Give back all of the data exactly as it appears here.

━━━━━━━━━━━━━━━━━━━━━━━━━━━━━━

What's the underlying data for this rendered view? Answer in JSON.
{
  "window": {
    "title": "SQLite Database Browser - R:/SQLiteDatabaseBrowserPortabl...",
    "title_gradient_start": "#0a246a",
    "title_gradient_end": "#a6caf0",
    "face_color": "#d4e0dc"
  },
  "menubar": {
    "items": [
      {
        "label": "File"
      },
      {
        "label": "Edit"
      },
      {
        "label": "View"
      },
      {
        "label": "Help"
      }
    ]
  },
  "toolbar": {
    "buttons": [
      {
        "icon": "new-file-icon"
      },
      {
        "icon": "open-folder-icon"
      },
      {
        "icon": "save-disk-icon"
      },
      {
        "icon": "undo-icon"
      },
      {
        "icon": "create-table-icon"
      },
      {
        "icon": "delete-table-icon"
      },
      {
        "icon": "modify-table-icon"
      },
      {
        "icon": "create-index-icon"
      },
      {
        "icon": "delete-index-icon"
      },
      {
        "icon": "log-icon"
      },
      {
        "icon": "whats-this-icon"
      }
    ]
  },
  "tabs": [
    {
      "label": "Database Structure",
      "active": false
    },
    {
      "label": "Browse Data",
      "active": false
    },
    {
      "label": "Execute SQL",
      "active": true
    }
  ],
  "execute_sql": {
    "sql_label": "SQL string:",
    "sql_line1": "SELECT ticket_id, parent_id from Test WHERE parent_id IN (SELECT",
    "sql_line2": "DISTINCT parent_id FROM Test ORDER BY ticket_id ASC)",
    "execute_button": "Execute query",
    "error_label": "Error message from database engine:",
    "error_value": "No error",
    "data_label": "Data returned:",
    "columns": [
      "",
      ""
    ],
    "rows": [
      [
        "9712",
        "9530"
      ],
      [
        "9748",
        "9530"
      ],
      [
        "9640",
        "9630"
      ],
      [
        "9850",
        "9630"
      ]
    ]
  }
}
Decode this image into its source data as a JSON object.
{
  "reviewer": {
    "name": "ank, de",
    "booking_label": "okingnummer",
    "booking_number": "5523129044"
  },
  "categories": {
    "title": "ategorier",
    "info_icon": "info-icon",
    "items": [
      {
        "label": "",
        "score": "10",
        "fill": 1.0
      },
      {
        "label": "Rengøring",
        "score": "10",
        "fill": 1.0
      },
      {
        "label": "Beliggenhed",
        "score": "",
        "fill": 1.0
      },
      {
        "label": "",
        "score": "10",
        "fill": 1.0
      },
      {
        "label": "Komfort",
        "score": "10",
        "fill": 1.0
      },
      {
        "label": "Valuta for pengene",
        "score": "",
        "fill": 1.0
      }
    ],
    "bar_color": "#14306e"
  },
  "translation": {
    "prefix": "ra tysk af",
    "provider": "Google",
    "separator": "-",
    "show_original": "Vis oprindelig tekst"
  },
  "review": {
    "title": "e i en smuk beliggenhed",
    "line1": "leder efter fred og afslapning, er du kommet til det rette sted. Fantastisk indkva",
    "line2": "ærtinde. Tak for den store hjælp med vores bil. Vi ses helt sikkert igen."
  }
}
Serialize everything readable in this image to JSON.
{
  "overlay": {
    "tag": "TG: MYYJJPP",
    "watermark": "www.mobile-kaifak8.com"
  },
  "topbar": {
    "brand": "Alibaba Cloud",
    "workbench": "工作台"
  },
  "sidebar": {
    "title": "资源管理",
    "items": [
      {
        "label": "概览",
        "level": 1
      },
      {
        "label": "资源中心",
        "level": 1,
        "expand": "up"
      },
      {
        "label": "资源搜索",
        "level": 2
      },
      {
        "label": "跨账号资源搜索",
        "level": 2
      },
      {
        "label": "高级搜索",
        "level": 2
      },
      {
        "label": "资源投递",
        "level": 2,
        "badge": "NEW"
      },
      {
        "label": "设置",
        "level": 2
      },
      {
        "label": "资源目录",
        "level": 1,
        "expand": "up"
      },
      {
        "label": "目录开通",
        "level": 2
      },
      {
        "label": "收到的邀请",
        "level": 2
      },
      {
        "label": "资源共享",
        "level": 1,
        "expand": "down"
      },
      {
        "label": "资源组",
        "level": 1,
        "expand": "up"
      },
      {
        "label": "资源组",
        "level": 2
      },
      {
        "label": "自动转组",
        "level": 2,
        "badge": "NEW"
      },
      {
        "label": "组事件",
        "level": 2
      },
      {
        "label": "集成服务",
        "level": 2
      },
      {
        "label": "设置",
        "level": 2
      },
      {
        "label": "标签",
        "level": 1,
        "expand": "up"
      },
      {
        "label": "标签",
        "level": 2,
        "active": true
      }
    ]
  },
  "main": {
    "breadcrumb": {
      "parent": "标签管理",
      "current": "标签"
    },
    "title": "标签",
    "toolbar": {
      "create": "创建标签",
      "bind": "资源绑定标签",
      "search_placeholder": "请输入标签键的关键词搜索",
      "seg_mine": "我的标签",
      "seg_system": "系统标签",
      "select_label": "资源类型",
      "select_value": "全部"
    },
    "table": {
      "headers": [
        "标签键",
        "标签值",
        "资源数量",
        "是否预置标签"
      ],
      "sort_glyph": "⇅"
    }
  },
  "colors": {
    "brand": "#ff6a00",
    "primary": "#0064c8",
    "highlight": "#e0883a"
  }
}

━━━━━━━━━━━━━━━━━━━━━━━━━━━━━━

SOLUTION TO THIS EXERCISE:
What's the underlying data for this rendered view? Answer in JSON.
{
  "window": {
    "title": "SQLite Database Browser - R:/SQLiteDatabaseBrowserPortabl...",
    "title_gradient_start": "#0a246a",
    "title_gradient_end": "#a6caf0",
    "face_color": "#d4e0dc"
  },
  "menubar": {
    "items": [
      {
        "label": "File"
      },
      {
        "label": "Edit"
      },
      {
        "label": "View"
      },
      {
        "label": "Help"
      }
    ]
  },
  "toolbar": {
    "buttons": [
      {
        "icon": "new-file-icon"
      },
      {
        "icon": "open-folder-icon"
      },
      {
        "icon": "save-disk-icon"
      },
      {
        "icon": "undo-icon"
      },
      {
        "icon": "create-table-icon"
      },
      {
        "icon": "delete-table-icon"
      },
      {
        "icon": "modify-table-icon"
      },
      {
        "icon": "create-index-icon"
      },
      {
        "icon": "delete-index-icon"
      },
      {
        "icon": "log-icon"
      },
      {
        "icon": "whats-this-icon"
      }
    ]
  },
  "tabs": [
    {
      "label": "Database Structure",
      "active": false
    },
    {
      "label": "Browse Data",
      "active": false
    },
    {
      "label": "Execute SQL",
      "active": true
    }
  ],
  "execute_sql": {
    "sql_label": "SQL string:",
    "sql_line1": "SELECT ticket_id, parent_id from Test WHERE parent_id IN (SELECT",
    "sql_line2": "DISTINCT parent_id FROM Test ORDER BY ticket_id ASC)",
    "execute_button": "Execute query",
    "error_label": "Error message from database engine:",
    "error_value": "No error",
    "data_label": "Data returned:",
    "columns": [
      "",
      ""
    ],
    "rows": [
      [
        "9712",
        "9530"
      ],
      [
        "9748",
        "9530"
      ],
      [
        "9640",
        "9630"
      ],
      [
        "9850",
        "9630"
      ]
    ]
  }
}
Decode this image into its source data as a JSON object.
{
  "reviewer": {
    "name": "ank, de",
    "booking_label": "okingnummer",
    "booking_number": "5523129044"
  },
  "categories": {
    "title": "ategorier",
    "info_icon": "info-icon",
    "items": [
      {
        "label": "",
        "score": "10",
        "fill": 1.0
      },
      {
        "label": "Rengøring",
        "score": "10",
        "fill": 1.0
      },
      {
        "label": "Beliggenhed",
        "score": "",
        "fill": 1.0
      },
      {
        "label": "",
        "score": "10",
        "fill": 1.0
      },
      {
        "label": "Komfort",
        "score": "10",
        "fill": 1.0
      },
      {
        "label": "Valuta for pengene",
        "score": "",
        "fill": 1.0
      }
    ],
    "bar_color": "#14306e"
  },
  "translation": {
    "prefix": "ra tysk af",
    "provider": "Google",
    "separator": "-",
    "show_original": "Vis oprindelig tekst"
  },
  "review": {
    "title": "e i en smuk beliggenhed",
    "line1": "leder efter fred og afslapning, er du kommet til det rette sted. Fantastisk indkva",
    "line2": "ærtinde. Tak for den store hjælp med vores bil. Vi ses helt sikkert igen."
  }
}
Serialize everything readable in this image to JSON.
{
  "overlay": {
    "tag": "TG: MYYJJPP",
    "watermark": "www.mobile-kaifak8.com"
  },
  "topbar": {
    "brand": "Alibaba Cloud",
    "workbench": "工作台"
  },
  "sidebar": {
    "title": "资源管理",
    "items": [
      {
        "label": "概览",
        "level": 1
      },
      {
        "label": "资源中心",
        "level": 1,
        "expand": "up"
      },
      {
        "label": "资源搜索",
        "level": 2
      },
      {
        "label": "跨账号资源搜索",
        "level": 2
      },
      {
        "label": "高级搜索",
        "level": 2
      },
      {
        "label": "资源投递",
        "level": 2,
        "badge": "NEW"
      },
      {
        "label": "设置",
        "level": 2
      },
      {
        "label": "资源目录",
        "level": 1,
        "expand": "up"
      },
      {
        "label": "目录开通",
        "level": 2
      },
      {
        "label": "收到的邀请",
        "level": 2
      },
      {
        "label": "资源共享",
        "level": 1,
        "expand": "down"
      },
      {
        "label": "资源组",
        "level": 1,
        "expand": "up"
      },
      {
        "label": "资源组",
        "level": 2
      },
      {
        "label": "自动转组",
        "level": 2,
        "badge": "NEW"
      },
      {
        "label": "组事件",
        "level": 2
      },
      {
        "label": "集成服务",
        "level": 2
      },
      {
        "label": "设置",
        "level": 2
      },
      {
        "label": "标签",
        "level": 1,
        "expand": "up"
      },
      {
        "label": "标签",
        "level": 2,
        "active": true
      }
    ]
  },
  "main": {
    "breadcrumb": {
      "parent": "标签管理",
      "current": "标签"
    },
    "title": "标签",
    "toolbar": {
      "create": "创建标签",
      "bind": "资源绑定标签",
      "search_placeholder": "请输入标签键的关键词搜索",
      "seg_mine": "我的标签",
      "seg_system": "系统标签",
      "select_label": "资源类型",
      "select_value": "全部"
    },
    "table": {
      "headers": [
        "标签键",
        "标签值",
        "资源数量",
        "是否预置标签"
      ],
      "sort_glyph": "⇅"
    }
  },
  "colors": {
    "brand": "#ff6a00",
    "primary": "#0064c8",
    "highlight": "#e0883a"
  }
}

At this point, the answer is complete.